A WEST Albury man charged over a serious assault on his partner had a brief taste of freedom this week before being remanded back in custody.
Murray Robert Leahy, 31, was refused bail in Albury Local Court on July 26 on charges of causing grievous bodily harm with intent and breaching a domestic violence order.
He has been in jail for seven months and made an application to the Supreme Court in Sydney for bail.
Leahy was released on bail earlier this week, but police initiated a review of that decision which went before the NSW Court of Criminal Appeal yesterday.
Three appeal court judges appeared through a video link to court in Albury where Leahy appeared for the hearing.
They were told that the matter remained in the local court with a decision pending on whether alternative charges would be laid.
If Leahy was committed to stand trial, it could be October before the matter proceeded in the District Court at Albury.
But the appeal court judges ruled Leahy should be back into custody and he was in the cells at the police station yesterday afternoon.
It is alleged Leahy inflicted a punch that caused his partner to fall to the floor and he then kicked her in the head several times.
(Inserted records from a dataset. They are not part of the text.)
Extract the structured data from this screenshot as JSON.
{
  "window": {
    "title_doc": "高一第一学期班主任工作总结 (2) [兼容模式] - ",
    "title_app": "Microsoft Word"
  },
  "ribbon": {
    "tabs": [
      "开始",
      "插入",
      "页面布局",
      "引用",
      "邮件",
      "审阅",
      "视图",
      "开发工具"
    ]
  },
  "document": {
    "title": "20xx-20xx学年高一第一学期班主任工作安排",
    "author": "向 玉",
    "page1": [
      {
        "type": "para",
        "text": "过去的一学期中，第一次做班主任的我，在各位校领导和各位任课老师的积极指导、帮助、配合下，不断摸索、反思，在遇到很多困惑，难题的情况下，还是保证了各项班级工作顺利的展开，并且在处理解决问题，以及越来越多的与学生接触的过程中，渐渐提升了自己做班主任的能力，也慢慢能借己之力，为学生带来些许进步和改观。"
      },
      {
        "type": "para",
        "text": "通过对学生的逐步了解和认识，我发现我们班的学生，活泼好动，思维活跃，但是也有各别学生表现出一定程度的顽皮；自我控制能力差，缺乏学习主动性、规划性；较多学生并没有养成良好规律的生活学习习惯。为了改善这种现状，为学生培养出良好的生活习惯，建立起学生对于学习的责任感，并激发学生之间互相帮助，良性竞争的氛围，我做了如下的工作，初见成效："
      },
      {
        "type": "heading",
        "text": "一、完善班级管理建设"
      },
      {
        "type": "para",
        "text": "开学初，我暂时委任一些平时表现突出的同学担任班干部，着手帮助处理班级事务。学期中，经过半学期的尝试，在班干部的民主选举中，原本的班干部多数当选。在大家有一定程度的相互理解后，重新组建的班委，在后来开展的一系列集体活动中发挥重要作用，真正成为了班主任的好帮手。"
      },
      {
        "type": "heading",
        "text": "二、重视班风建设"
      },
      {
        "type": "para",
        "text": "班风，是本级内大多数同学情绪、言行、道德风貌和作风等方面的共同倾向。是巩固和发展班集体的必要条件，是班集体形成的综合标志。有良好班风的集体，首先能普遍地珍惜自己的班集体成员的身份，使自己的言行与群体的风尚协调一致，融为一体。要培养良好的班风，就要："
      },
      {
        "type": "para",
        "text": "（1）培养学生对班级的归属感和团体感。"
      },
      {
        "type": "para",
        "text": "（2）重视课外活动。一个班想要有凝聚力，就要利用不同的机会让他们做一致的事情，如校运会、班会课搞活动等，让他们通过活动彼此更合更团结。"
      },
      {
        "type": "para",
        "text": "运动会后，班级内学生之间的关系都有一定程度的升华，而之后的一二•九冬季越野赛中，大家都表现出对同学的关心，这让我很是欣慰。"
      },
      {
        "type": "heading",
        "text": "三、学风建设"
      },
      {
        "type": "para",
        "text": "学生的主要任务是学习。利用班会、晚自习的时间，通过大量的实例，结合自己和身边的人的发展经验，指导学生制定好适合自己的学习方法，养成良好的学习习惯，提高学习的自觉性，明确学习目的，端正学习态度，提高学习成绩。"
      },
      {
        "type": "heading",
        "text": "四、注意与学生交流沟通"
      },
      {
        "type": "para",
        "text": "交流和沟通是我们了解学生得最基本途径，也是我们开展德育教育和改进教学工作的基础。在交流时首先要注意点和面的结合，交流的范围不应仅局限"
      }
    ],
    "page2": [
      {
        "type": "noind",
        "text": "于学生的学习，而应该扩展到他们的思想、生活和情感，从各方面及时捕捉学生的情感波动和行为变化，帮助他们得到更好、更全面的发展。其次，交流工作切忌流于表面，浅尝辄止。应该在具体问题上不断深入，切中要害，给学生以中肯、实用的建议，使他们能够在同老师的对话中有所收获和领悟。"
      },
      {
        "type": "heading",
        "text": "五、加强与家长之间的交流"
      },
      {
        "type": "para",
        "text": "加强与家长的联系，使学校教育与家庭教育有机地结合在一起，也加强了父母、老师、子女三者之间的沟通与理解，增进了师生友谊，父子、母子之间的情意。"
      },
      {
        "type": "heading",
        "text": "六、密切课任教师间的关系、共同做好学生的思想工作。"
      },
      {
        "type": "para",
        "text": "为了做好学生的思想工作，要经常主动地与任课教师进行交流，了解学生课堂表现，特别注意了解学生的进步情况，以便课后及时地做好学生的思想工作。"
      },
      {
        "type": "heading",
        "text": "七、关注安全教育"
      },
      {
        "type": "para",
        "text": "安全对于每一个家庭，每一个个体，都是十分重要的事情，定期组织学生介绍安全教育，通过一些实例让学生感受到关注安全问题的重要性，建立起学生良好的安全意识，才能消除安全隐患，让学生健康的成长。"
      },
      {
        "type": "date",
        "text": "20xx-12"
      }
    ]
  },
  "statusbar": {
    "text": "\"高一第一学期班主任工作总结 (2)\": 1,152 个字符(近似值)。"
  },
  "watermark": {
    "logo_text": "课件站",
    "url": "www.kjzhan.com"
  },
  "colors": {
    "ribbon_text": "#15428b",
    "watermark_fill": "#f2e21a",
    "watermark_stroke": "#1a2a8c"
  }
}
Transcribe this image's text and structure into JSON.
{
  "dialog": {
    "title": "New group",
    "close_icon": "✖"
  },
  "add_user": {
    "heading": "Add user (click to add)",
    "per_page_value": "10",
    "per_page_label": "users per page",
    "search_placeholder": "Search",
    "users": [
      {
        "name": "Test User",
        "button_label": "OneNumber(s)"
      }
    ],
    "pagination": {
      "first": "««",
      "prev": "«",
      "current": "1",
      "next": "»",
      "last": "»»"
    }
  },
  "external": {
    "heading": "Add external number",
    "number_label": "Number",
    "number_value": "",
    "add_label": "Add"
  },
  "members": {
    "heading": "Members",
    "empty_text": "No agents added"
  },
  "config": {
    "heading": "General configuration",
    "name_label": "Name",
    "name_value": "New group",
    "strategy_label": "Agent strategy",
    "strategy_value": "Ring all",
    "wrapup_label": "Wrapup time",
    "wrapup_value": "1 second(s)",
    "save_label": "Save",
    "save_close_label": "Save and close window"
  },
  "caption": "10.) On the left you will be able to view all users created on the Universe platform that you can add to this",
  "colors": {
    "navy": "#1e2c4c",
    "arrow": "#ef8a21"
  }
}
A witness entered their house and saw the victim with a cut above her left eye and there was bruising and swelling to her eye and face.
One eye was half closed and she complained of soreness to her face and body.
The victim had limited vision and restricted movement in her mouth.
She went to the Albury hospital for an X-ray of her head and face.
She obtained medication for continuing pain and was diagnosed with a depressed fracture to her left cheekbone.
Leahy disputes much of what has been alleged by police.
The appearance by the NSW Court of Criminal Appeal in an audio-visual link to the city’s District Court room was made possible through technology put in place late last year.
The lack of such facilities was highlighted by a District Court judge in February last year when a rape trial was aborted.
But member for Albury Greg Aplin convinced NSW Attorney-General Greg Smith of the need for the video link technology which allows witnesses to testify in hearings from remote locations and connections to courts throughout the state.